● **About this exercise**:
What is needed is a verbatim copy of all the records.

● **Source material**:
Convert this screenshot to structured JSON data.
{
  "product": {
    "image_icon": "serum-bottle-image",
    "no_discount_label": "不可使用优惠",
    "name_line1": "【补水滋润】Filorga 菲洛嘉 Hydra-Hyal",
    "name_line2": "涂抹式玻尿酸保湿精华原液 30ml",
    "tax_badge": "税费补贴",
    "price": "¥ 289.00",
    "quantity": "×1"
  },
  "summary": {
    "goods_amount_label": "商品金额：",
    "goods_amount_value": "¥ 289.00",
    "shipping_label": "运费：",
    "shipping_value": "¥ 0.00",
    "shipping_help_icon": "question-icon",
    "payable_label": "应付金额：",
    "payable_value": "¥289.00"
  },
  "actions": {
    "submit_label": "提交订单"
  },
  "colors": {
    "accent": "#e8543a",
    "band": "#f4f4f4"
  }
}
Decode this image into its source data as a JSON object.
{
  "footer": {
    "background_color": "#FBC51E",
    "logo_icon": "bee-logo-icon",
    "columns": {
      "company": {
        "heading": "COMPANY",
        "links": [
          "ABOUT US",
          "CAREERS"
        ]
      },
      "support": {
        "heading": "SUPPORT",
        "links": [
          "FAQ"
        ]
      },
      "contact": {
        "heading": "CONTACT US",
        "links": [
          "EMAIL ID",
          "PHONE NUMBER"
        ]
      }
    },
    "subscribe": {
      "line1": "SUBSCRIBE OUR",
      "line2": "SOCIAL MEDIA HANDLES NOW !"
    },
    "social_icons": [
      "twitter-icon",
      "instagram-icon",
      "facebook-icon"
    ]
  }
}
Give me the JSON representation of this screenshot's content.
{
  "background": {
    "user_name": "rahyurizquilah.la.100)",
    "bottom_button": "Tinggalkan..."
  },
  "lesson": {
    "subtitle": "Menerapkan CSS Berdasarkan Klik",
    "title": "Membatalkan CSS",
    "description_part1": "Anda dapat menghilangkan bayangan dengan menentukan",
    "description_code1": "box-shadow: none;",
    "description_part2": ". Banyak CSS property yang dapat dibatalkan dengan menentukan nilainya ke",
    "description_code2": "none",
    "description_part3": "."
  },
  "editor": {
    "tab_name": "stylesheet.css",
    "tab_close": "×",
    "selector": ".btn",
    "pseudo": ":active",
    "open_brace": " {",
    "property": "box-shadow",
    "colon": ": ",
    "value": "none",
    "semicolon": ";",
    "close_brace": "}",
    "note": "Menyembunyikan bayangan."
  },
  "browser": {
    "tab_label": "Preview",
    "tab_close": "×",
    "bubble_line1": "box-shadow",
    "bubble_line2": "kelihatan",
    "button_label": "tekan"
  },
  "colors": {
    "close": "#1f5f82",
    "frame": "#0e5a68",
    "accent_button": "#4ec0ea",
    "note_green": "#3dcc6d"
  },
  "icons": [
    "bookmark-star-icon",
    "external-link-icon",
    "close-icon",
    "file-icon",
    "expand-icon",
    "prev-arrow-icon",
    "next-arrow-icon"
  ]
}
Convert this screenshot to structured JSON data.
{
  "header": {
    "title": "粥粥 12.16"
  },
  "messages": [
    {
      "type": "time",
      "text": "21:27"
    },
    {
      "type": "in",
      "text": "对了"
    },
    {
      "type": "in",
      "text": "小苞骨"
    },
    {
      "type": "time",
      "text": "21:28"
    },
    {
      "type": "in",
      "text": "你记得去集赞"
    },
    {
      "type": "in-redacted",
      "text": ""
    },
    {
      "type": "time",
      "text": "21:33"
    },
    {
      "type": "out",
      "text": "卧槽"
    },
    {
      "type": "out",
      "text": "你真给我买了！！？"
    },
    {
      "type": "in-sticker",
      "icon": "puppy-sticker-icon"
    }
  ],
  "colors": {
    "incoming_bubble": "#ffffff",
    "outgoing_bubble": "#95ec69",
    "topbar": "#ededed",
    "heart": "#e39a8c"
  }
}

● **Reply**:
Convert this screenshot to structured JSON data.
{
  "product": {
    "image_icon": "serum-bottle-image",
    "no_discount_label": "不可使用优惠",
    "name_line1": "【补水滋润】Filorga 菲洛嘉 Hydra-Hyal",
    "name_line2": "涂抹式玻尿酸保湿精华原液 30ml",
    "tax_badge": "税费补贴",
    "price": "¥ 289.00",
    "quantity": "×1"
  },
  "summary": {
    "goods_amount_label": "商品金额：",
    "goods_amount_value": "¥ 289.00",
    "shipping_label": "运费：",
    "shipping_value": "¥ 0.00",
    "shipping_help_icon": "question-icon",
    "payable_label": "应付金额：",
    "payable_value": "¥289.00"
  },
  "actions": {
    "submit_label": "提交订单"
  },
  "colors": {
    "accent": "#e8543a",
    "band": "#f4f4f4"
  }
}
Decode this image into its source data as a JSON object.
{
  "footer": {
    "background_color": "#FBC51E",
    "logo_icon": "bee-logo-icon",
    "columns": {
      "company": {
        "heading": "COMPANY",
        "links": [
          "ABOUT US",
          "CAREERS"
        ]
      },
      "support": {
        "heading": "SUPPORT",
        "links": [
          "FAQ"
        ]
      },
      "contact": {
        "heading": "CONTACT US",
        "links": [
          "EMAIL ID",
          "PHONE NUMBER"
        ]
      }
    },
    "subscribe": {
      "line1": "SUBSCRIBE OUR",
      "line2": "SOCIAL MEDIA HANDLES NOW !"
    },
    "social_icons": [
      "twitter-icon",
      "instagram-icon",
      "facebook-icon"
    ]
  }
}
Give me the JSON representation of this screenshot's content.
{
  "background": {
    "user_name": "rahyurizquilah.la.100)",
    "bottom_button": "Tinggalkan..."
  },
  "lesson": {
    "subtitle": "Menerapkan CSS Berdasarkan Klik",
    "title": "Membatalkan CSS",
    "description_part1": "Anda dapat menghilangkan bayangan dengan menentukan",
    "description_code1": "box-shadow: none;",
    "description_part2": ". Banyak CSS property yang dapat dibatalkan dengan menentukan nilainya ke",
    "description_code2": "none",
    "description_part3": "."
  },
  "editor": {
    "tab_name": "stylesheet.css",
    "tab_close": "×",
    "selector": ".btn",
    "pseudo": ":active",
    "open_brace": " {",
    "property": "box-shadow",
    "colon": ": ",
    "value": "none",
    "semicolon": ";",
    "close_brace": "}",
    "note": "Menyembunyikan bayangan."
  },
  "browser": {
    "tab_label": "Preview",
    "tab_close": "×",
    "bubble_line1": "box-shadow",
    "bubble_line2": "kelihatan",
    "button_label": "tekan"
  },
  "colors": {
    "close": "#1f5f82",
    "frame": "#0e5a68",
    "accent_button": "#4ec0ea",
    "note_green": "#3dcc6d"
  },
  "icons": [
    "bookmark-star-icon",
    "external-link-icon",
    "close-icon",
    "file-icon",
    "expand-icon",
    "prev-arrow-icon",
    "next-arrow-icon"
  ]
}
Convert this screenshot to structured JSON data.
{
  "header": {
    "title": "粥粥 12.16"
  },
  "messages": [
    {
      "type": "time",
      "text": "21:27"
    },
    {
      "type": "in",
      "text": "对了"
    },
    {
      "type": "in",
      "text": "小苞骨"
    },
    {
      "type": "time",
      "text": "21:28"
    },
    {
      "type": "in",
      "text": "你记得去集赞"
    },
    {
      "type": "in-redacted",
      "text": ""
    },
    {
      "type": "time",
      "text": "21:33"
    },
    {
      "type": "out",
      "text": "卧槽"
    },
    {
      "type": "out",
      "text": "你真给我买了！！？"
    },
    {
      "type": "in-sticker",
      "icon": "puppy-sticker-icon"
    }
  ],
  "colors": {
    "incoming_bubble": "#ffffff",
    "outgoing_bubble": "#95ec69",
    "topbar": "#ededed",
    "heart": "#e39a8c"
  }
}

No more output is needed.